This Week In Techdirt History: January 22nd – 28th
from the post-sopa dept
Five Years Ago
This week in 2012 was all about the fallout from SOPA/PIPA, and the pivot to focusing on new battles. The SOPA supporters who own major media networks were somehow complaining they couldn’t get their voices heard, while movie theatre lobbyists were continuing to make up facts and a very confused CreativeAmerica was still campaigning for SOPA on the basis of needing it to take down Megaupload — despite that being the other big battle of the week because Megaupload had just been seized without SOPA.
On that front, we saw the chilling effects as other companies began turning off useful sharing services, and began learning interesting tidbits from the indictment. Some artists spoke out in opposition, with Jonathan Coulton tweeting and blogging against the seizure and Dan Bull releasing one of his always-excellent protest songs. But Megaupload wasn’t the only battlefront: we also saw the backlash against ACTA begin to build, with the Polish government seeing SOPA-like protests (and calling it “blackmail”) followed by that epic moment when Polish politicians in parliament donned Guy Fawkes masks in protest themselves. And as if all that wasn’t enough, we also had to contend with the TPP, support of which was laced into Obama’s state of the union address, prompting public interest groups to speak out about an upcoming secret meeting on the deal.
Ten Years Ago
This week in 2007, the big copyright fight was still over DRM. The RIAA was complaining about how people thought it looked evil, Blu-ray’s DRM was rapidly cracked by the same hacker who beat HD DVD, the licensing group behind AACS admitted that DRM is not in fact a meaningful barrier to piracy, and a fight was breaking out over Apple’s FairPlay DRM in Norway. On the plus side, we saw a couple positive court rulings, one further defending the right to anonymity online, and another not just protecting but potentially expanding the safe harbor protections of CDA Section 230.
Fifteen Years Ago
This week in 2002 we were still addressing a few more quaint copyright questions, like whether sharing abandonware is piracy. Beset by lawsuits, KaZaa was selling its site and software to an Australian company. Taxis were beginning to adopt GPS, the future of free web email seemed uncertain, PC-based e-voting was being tinkered with, and we got an early glimpse into the iron-fisted secrecy of Apple. Oh, and Techdirt was nominated for a Bloggie award.

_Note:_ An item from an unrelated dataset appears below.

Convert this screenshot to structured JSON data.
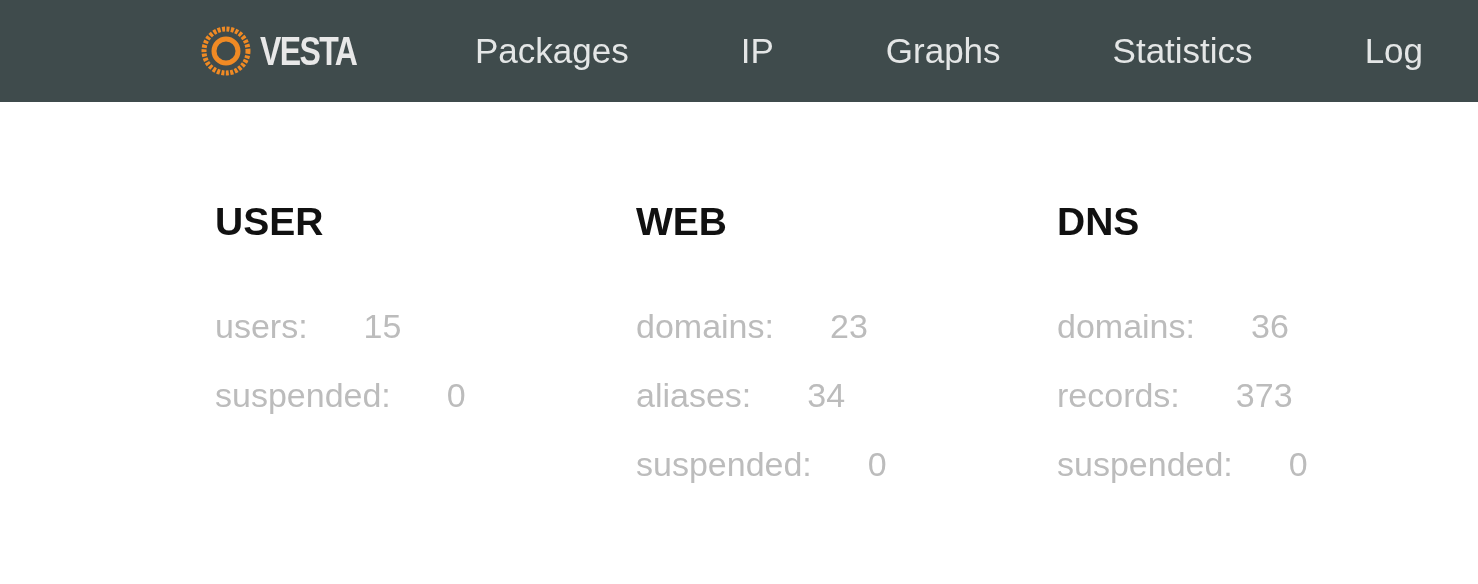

Two-Hundred And Sixty-Three Years Ago
This has little to do with Techdirt topics, but it’s a fun and interesting fact nonetheless: it was on January 28th, 1754 that Horace Walpole coined the word “serendipity” in a letter to Horace Mann, basing it on an old name for Sri Lanka used in a Persian fairy tale.
Comments on “This Week In Techdirt History: January 22nd – 28th”
Is Sharing Abandonware Piracy?
As far as I’m aware, the legal answer is still “yes”.
Re: Is Sharing Abandonware Piracy?
Sharing anything is piracy.
If they could criminalize sharing a moment of your time, the RIAA would.
Serendipity Is A Litmus Test For Reality
How can you tell your field of endeavour is actually grounded in reality? By whether you get the phenomenon of serendipity occurring.
For example, this frequently happens in science and maths, where people who set out to investigate one thing end up discovering another. Also in art, where the artist accidentally creates something they weren’t expecting.
But it doesn’t happen in religion, or indeed any faith-based ideology. When an intellectual structure is made up out of pure belief, there is no chance for reality to interpose something that surprises you.
I got up, logged in, and EVERY SINGLE content source I use was pushing advertising about piracy and copyright infringement.
I read that as: the RIAA and MPAA are apparently done blowing Trump. Legislative initiatives are imminent.